If you think wrestling is merely slabs of beef colliding in orchestrated mayhem, you haven't been paying attention. Big events include scripted mini-dramas that can play on for months among wrestlers, male and female, and even have included the McMahons. In one ongoing soap opera, Linda is being "emotionally abused" by Vince and falls into a "coma." When she awakes (in the ring), she accuses him of philandering and pretends to kick him in the groin.
You want that in the state house? We don't even need to go into whether or not she wants to decrease the minimum wage—as she once implied but now has backtracked on. My suspicion is that, if elected, she could well compete with the departing Republican Senator from Kentucky Jim Bunning for worst Jock Senator in history.
As you might know, as a Philadelphia Phillies pitcher, Bunning tossed a perfect game against the New York Mets in 1964. It was the high point of a 17-year Hall of Fame career. It also gave both sports and political writers license to hurl the word "imperfect" at his two-term senatorial record. In 2006, Time called him one of the worst five senators of his time. Time dubbed him "the underperformer." In their 2007 conservative/liberal rankings, National Journal had Bunning as the second-most conservative senator, trailing only that "Family" man, Jim DeMint of South Carolina.
In his final innings, Bunning notoriously prevented the Senate from extending unemployment benefits for more than 1.2 million workers for more than a month. When fellow senators begged him to halt his filibuster, according to Politico, Bunning's reply was: "Tough shit." Describing Bunning as "loutish, eccentric, and mean," Joe Conason in Salon accused him of using the Jim Bunning Foundation to shelter his fees from the baseball memorabilia shows at which he appeared to sell autographs.
It was the Republican Party that sent Bunning to the showers a couple of months ago. He decided not to run again because of lack of GOP support and funds. Score a rare one for the GOP. Bunning was my quintessential incumbent jerk-jock politician who you should never vote for. And he was stupid. Case in point: He said, "I watch Fox News to get my information."

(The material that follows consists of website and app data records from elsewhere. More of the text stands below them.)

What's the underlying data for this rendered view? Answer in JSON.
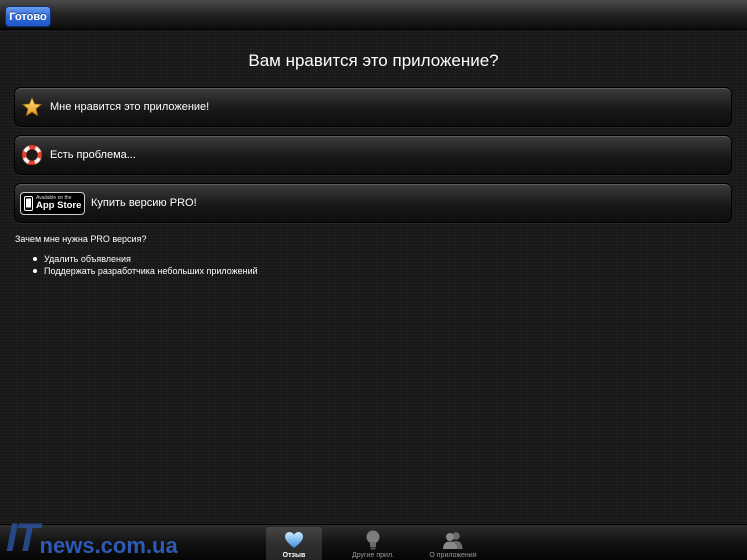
{
  "toolbar": {
    "done_label": "Готово"
  },
  "question": "Вам нравится это приложение?",
  "options": [
    {
      "label": "Мне нравится это приложение!",
      "icon": "star-icon"
    },
    {
      "label": "Есть проблема...",
      "icon": "lifebuoy-icon"
    },
    {
      "label": "Купить версию PRO!",
      "icon": "app-store-badge"
    }
  ],
  "app_store_badge": {
    "small": "Available on the",
    "big": "App Store"
  },
  "pro_info": {
    "question": "Зачем мне нужна PRO версия?",
    "bullets": [
      "Удалить объявления",
      "Поддержать разработчика небольших приложений"
    ]
  },
  "tabs": [
    {
      "label": "Отзыв",
      "icon": "heart-icon",
      "active": true
    },
    {
      "label": "Другие прил.",
      "icon": "lightbulb-icon",
      "active": false
    },
    {
      "label": "О приложении",
      "icon": "people-icon",
      "active": false
    }
  ],
  "watermark": {
    "prefix": "IT",
    "rest": "news.com.ua"
  },
  "colors": {
    "accent": "#2f6ad8",
    "background": "#1b1b1b",
    "watermark": "#2e5ab4"
  }
}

Robert Lipsyte is a former New York Times sports columnist and Jock Culture correspondent for TomDispatch.com. His memoir, An Accidental Sportswriter, will be published next year. To catch Lipsyte discussing why jocks make such good candidates and poor politicians in a Timothy MacBain TomCast audio interview, click here or, to download it to your iPod, here.